Ember Morrissey, WVU Environmental Biology Associate Professor said the technology is being developed but is not complete yet. “We are studying how the plant interacts with microbes and soil conditions, so that whenever the technology is ready to start using it as a biofuel crop, it will be, we will have all the information to grow it in a robust way,” said Morrissey.

One type of land being used is the standard farmland, where the elephant grass seems to grow denser and at a faster rate, in comparison to the same plant growing on the second type of land, which is abandoned mine lands.  

“We have in our state roughly 500,000 acres, which isn’t a lot, it’s maybe one or two percent of the land area, so it’s not a huge amount, but its pretty critical that that land not be pollutional,“ said Jeff Skousen, WVU Professor Of Soil Science, WV Reclamation Specialist.

WVU researchers are trying to find the most beneficial way to grow the elephant grass on the abandoned mine lands sites, since they say the plant will improve the quality of that marginal soil over time. 

“Because the biomass is so great on this, a lot of that will be transferred into the soil, which will only help the soil by translocating that biomass organic matter into the soil, which then will stimulate the micro organisms, which will help the plant grow more, which will stimulate the micro-anyway, it’s a wonderful cycle that we can introduce on these marginal lands,” said Skousen.

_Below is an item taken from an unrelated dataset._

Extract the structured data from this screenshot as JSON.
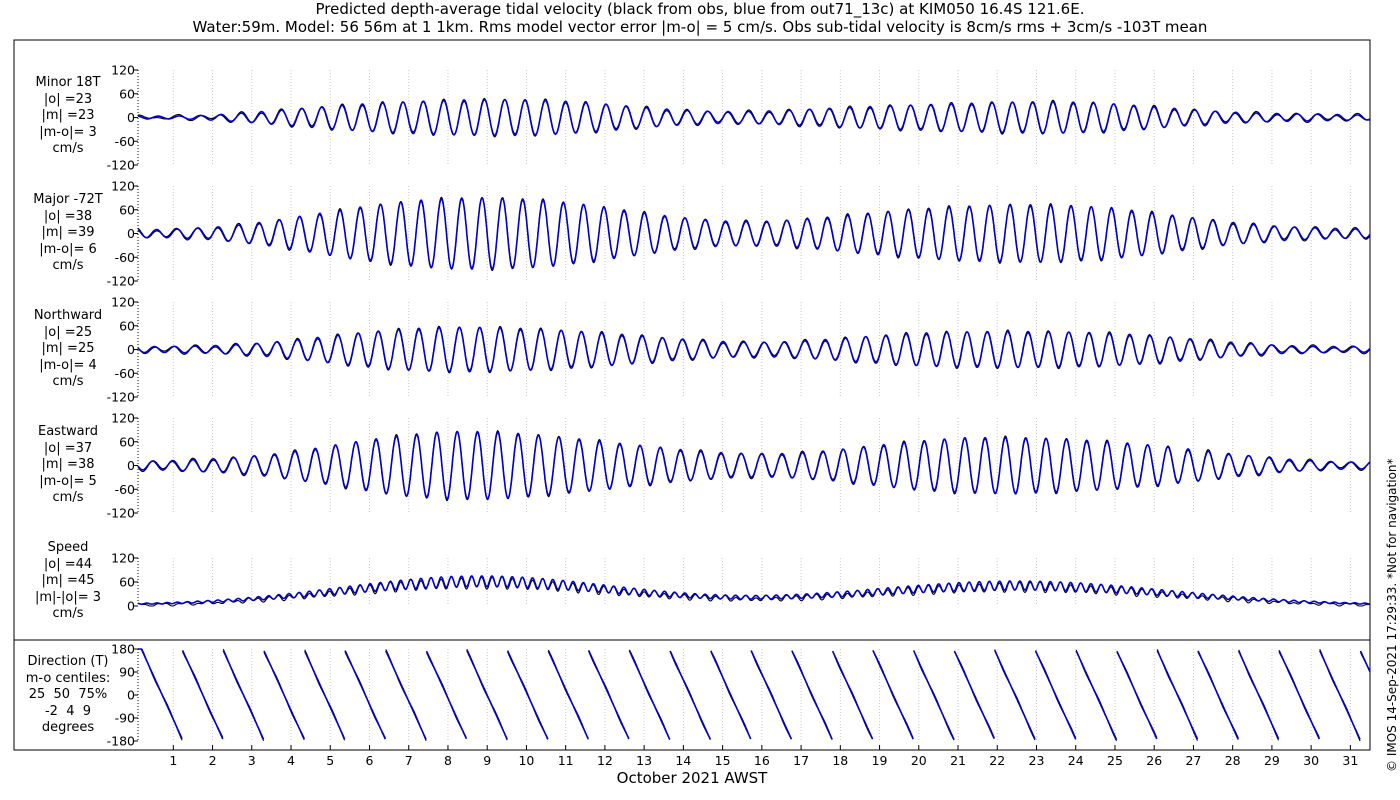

Morrisey says they hope to learn what the best management practices are for elephant grass so that we can ensure the production of these crops is resilient to variations in the climate. The researchers have funds for four and a half more years through the USDA to continue their research.